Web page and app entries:
--*--

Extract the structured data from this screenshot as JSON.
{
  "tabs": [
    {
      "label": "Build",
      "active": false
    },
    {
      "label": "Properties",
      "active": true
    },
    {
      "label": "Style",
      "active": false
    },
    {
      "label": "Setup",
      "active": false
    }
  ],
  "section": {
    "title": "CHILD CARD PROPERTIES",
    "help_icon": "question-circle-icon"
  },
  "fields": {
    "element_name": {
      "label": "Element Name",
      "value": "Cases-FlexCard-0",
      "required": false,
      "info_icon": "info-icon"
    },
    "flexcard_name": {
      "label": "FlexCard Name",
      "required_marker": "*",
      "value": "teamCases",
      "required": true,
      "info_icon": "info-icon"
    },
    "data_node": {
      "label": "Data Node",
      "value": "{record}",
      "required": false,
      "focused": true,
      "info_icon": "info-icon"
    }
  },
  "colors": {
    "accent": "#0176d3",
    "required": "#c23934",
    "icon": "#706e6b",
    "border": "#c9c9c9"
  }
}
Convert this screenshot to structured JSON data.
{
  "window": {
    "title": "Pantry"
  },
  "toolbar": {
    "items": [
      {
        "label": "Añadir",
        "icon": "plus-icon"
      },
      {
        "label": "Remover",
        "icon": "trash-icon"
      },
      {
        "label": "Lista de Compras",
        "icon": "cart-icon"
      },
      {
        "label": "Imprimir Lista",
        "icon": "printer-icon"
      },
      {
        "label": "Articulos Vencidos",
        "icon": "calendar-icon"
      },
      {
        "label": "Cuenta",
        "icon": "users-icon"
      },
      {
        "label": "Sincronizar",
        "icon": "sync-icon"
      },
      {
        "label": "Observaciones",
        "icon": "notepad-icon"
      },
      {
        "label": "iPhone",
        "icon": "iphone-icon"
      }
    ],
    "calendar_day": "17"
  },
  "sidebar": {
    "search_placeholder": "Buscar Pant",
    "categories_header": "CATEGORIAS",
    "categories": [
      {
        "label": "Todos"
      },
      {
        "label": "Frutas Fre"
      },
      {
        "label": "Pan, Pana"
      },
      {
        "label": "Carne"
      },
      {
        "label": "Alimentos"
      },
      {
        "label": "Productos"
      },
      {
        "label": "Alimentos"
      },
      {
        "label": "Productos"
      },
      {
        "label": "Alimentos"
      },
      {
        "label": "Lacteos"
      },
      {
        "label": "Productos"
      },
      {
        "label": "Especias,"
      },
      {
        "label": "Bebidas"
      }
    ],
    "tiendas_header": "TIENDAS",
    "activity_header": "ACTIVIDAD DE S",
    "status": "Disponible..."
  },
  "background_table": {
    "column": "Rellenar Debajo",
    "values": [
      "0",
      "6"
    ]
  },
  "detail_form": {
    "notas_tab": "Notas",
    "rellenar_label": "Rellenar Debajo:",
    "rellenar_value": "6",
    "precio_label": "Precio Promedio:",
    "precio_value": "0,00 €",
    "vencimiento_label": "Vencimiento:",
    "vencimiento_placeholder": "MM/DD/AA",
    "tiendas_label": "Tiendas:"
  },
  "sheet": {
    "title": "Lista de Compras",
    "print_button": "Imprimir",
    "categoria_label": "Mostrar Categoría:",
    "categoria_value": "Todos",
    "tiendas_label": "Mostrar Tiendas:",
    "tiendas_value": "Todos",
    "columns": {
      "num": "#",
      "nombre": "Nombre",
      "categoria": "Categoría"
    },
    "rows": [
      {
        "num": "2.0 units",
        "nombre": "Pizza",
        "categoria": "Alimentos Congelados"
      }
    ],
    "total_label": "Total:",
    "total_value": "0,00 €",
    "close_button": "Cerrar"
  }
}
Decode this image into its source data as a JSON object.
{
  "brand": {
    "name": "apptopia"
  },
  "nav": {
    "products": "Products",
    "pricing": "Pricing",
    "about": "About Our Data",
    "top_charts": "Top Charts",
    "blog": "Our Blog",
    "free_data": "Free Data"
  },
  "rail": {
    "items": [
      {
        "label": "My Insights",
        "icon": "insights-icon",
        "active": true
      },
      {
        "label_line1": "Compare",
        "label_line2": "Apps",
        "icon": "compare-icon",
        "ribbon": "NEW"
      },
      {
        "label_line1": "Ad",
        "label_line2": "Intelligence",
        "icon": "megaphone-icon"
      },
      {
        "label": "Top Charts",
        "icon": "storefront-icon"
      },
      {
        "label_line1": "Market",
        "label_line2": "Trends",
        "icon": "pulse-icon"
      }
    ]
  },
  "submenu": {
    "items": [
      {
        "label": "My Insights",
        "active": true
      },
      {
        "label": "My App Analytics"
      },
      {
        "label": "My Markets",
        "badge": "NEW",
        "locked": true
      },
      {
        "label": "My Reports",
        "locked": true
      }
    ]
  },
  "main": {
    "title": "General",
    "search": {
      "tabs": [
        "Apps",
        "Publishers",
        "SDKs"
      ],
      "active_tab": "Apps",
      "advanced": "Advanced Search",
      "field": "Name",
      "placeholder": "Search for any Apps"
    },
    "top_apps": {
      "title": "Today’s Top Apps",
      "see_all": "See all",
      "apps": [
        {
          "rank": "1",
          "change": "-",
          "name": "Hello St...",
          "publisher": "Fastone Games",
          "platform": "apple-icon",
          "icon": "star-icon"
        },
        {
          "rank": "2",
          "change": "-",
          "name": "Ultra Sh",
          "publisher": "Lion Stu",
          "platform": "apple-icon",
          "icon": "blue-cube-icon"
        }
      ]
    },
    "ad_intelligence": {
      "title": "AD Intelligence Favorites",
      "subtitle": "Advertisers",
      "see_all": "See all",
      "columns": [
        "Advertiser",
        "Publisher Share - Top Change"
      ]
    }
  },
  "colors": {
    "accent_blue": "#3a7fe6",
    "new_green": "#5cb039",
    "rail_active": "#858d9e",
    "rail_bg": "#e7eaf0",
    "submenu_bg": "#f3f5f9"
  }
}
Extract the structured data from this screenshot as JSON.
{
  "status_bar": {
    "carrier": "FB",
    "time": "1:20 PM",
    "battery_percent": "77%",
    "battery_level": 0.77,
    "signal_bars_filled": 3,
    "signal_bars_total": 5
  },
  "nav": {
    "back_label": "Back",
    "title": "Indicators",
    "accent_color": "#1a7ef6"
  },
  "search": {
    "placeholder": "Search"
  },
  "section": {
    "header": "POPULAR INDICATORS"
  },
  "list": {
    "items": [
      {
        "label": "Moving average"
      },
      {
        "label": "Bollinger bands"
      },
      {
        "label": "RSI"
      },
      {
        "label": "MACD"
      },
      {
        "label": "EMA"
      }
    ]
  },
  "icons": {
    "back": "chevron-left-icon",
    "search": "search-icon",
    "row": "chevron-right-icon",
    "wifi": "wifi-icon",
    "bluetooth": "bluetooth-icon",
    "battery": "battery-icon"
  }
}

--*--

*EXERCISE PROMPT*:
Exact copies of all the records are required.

*YOUR RESPONSE*:
Extract the structured data from this screenshot as JSON.
{
  "tabs": [
    {
      "label": "Build",
      "active": false
    },
    {
      "label": "Properties",
      "active": true
    },
    {
      "label": "Style",
      "active": false
    },
    {
      "label": "Setup",
      "active": false
    }
  ],
  "section": {
    "title": "CHILD CARD PROPERTIES",
    "help_icon": "question-circle-icon"
  },
  "fields": {
    "element_name": {
      "label": "Element Name",
      "value": "Cases-FlexCard-0",
      "required": false,
      "info_icon": "info-icon"
    },
    "flexcard_name": {
      "label": "FlexCard Name",
      "required_marker": "*",
      "value": "teamCases",
      "required": true,
      "info_icon": "info-icon"
    },
    "data_node": {
      "label": "Data Node",
      "value": "{record}",
      "required": false,
      "focused": true,
      "info_icon": "info-icon"
    }
  },
  "colors": {
    "accent": "#0176d3",
    "required": "#c23934",
    "icon": "#706e6b",
    "border": "#c9c9c9"
  }
}
Convert this screenshot to structured JSON data.
{
  "window": {
    "title": "Pantry"
  },
  "toolbar": {
    "items": [
      {
        "label": "Añadir",
        "icon": "plus-icon"
      },
      {
        "label": "Remover",
        "icon": "trash-icon"
      },
      {
        "label": "Lista de Compras",
        "icon": "cart-icon"
      },
      {
        "label": "Imprimir Lista",
        "icon": "printer-icon"
      },
      {
        "label": "Articulos Vencidos",
        "icon": "calendar-icon"
      },
      {
        "label": "Cuenta",
        "icon": "users-icon"
      },
      {
        "label": "Sincronizar",
        "icon": "sync-icon"
      },
      {
        "label": "Observaciones",
        "icon": "notepad-icon"
      },
      {
        "label": "iPhone",
        "icon": "iphone-icon"
      }
    ],
    "calendar_day": "17"
  },
  "sidebar": {
    "search_placeholder": "Buscar Pant",
    "categories_header": "CATEGORIAS",
    "categories": [
      {
        "label": "Todos"
      },
      {
        "label": "Frutas Fre"
      },
      {
        "label": "Pan, Pana"
      },
      {
        "label": "Carne"
      },
      {
        "label": "Alimentos"
      },
      {
        "label": "Productos"
      },
      {
        "label": "Alimentos"
      },
      {
        "label": "Productos"
      },
      {
        "label": "Alimentos"
      },
      {
        "label": "Lacteos"
      },
      {
        "label": "Productos"
      },
      {
        "label": "Especias,"
      },
      {
        "label": "Bebidas"
      }
    ],
    "tiendas_header": "TIENDAS",
    "activity_header": "ACTIVIDAD DE S",
    "status": "Disponible..."
  },
  "background_table": {
    "column": "Rellenar Debajo",
    "values": [
      "0",
      "6"
    ]
  },
  "detail_form": {
    "notas_tab": "Notas",
    "rellenar_label": "Rellenar Debajo:",
    "rellenar_value": "6",
    "precio_label": "Precio Promedio:",
    "precio_value": "0,00 €",
    "vencimiento_label": "Vencimiento:",
    "vencimiento_placeholder": "MM/DD/AA",
    "tiendas_label": "Tiendas:"
  },
  "sheet": {
    "title": "Lista de Compras",
    "print_button": "Imprimir",
    "categoria_label": "Mostrar Categoría:",
    "categoria_value": "Todos",
    "tiendas_label": "Mostrar Tiendas:",
    "tiendas_value": "Todos",
    "columns": {
      "num": "#",
      "nombre": "Nombre",
      "categoria": "Categoría"
    },
    "rows": [
      {
        "num": "2.0 units",
        "nombre": "Pizza",
        "categoria": "Alimentos Congelados"
      }
    ],
    "total_label": "Total:",
    "total_value": "0,00 €",
    "close_button": "Cerrar"
  }
}
Decode this image into its source data as a JSON object.
{
  "brand": {
    "name": "apptopia"
  },
  "nav": {
    "products": "Products",
    "pricing": "Pricing",
    "about": "About Our Data",
    "top_charts": "Top Charts",
    "blog": "Our Blog",
    "free_data": "Free Data"
  },
  "rail": {
    "items": [
      {
        "label": "My Insights",
        "icon": "insights-icon",
        "active": true
      },
      {
        "label_line1": "Compare",
        "label_line2": "Apps",
        "icon": "compare-icon",
        "ribbon": "NEW"
      },
      {
        "label_line1": "Ad",
        "label_line2": "Intelligence",
        "icon": "megaphone-icon"
      },
      {
        "label": "Top Charts",
        "icon": "storefront-icon"
      },
      {
        "label_line1": "Market",
        "label_line2": "Trends",
        "icon": "pulse-icon"
      }
    ]
  },
  "submenu": {
    "items": [
      {
        "label": "My Insights",
        "active": true
      },
      {
        "label": "My App Analytics"
      },
      {
        "label": "My Markets",
        "badge": "NEW",
        "locked": true
      },
      {
        "label": "My Reports",
        "locked": true
      }
    ]
  },
  "main": {
    "title": "General",
    "search": {
      "tabs": [
        "Apps",
        "Publishers",
        "SDKs"
      ],
      "active_tab": "Apps",
      "advanced": "Advanced Search",
      "field": "Name",
      "placeholder": "Search for any Apps"
    },
    "top_apps": {
      "title": "Today’s Top Apps",
      "see_all": "See all",
      "apps": [
        {
          "rank": "1",
          "change": "-",
          "name": "Hello St...",
          "publisher": "Fastone Games",
          "platform": "apple-icon",
          "icon": "star-icon"
        },
        {
          "rank": "2",
          "change": "-",
          "name": "Ultra Sh",
          "publisher": "Lion Stu",
          "platform": "apple-icon",
          "icon": "blue-cube-icon"
        }
      ]
    },
    "ad_intelligence": {
      "title": "AD Intelligence Favorites",
      "subtitle": "Advertisers",
      "see_all": "See all",
      "columns": [
        "Advertiser",
        "Publisher Share - Top Change"
      ]
    }
  },
  "colors": {
    "accent_blue": "#3a7fe6",
    "new_green": "#5cb039",
    "rail_active": "#858d9e",
    "rail_bg": "#e7eaf0",
    "submenu_bg": "#f3f5f9"
  }
}
Extract the structured data from this screenshot as JSON.
{
  "status_bar": {
    "carrier": "FB",
    "time": "1:20 PM",
    "battery_percent": "77%",
    "battery_level": 0.77,
    "signal_bars_filled": 3,
    "signal_bars_total": 5
  },
  "nav": {
    "back_label": "Back",
    "title": "Indicators",
    "accent_color": "#1a7ef6"
  },
  "search": {
    "placeholder": "Search"
  },
  "section": {
    "header": "POPULAR INDICATORS"
  },
  "list": {
    "items": [
      {
        "label": "Moving average"
      },
      {
        "label": "Bollinger bands"
      },
      {
        "label": "RSI"
      },
      {
        "label": "MACD"
      },
      {
        "label": "EMA"
      }
    ]
  },
  "icons": {
    "back": "chevron-left-icon",
    "search": "search-icon",
    "row": "chevron-right-icon",
    "wifi": "wifi-icon",
    "bluetooth": "bluetooth-icon",
    "battery": "battery-icon"
  }
}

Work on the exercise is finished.